(Interface dataset entries)

§

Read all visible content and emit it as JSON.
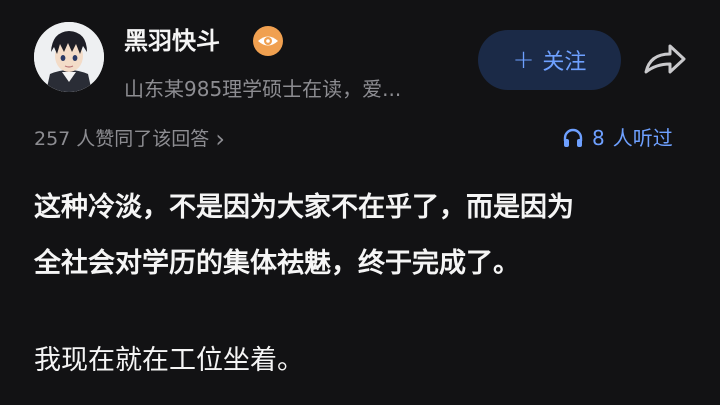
{
  "author": {
    "name": "黑羽快斗",
    "bio": "山东某985理学硕士在读，爱..."
  },
  "follow_button": {
    "plus": "+",
    "label": "关注"
  },
  "stats": {
    "likes_text": "257 人赞同了该回答",
    "likes_chevron": "›",
    "listen_count": "8",
    "listen_text": "人听过"
  },
  "answer": {
    "line1": "这种冷淡，不是因为大家不在乎了，而是因为",
    "line2": "全社会对学历的集体祛魅，终于完成了。",
    "paragraph2": "我现在就在工位坐着。"
  },
  "icons": {
    "badge": "orange-eye-badge-icon",
    "share": "share-arrow-icon",
    "listen": "headphones-icon"
  },
  "colors": {
    "background": "#121214",
    "accent": "#6ea0ff",
    "follow_bg": "#1b2a47",
    "muted_text": "#8d8d92",
    "badge": "#f0a050"
  }
}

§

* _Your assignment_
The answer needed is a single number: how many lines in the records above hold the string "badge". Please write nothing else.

* _Answer area_
2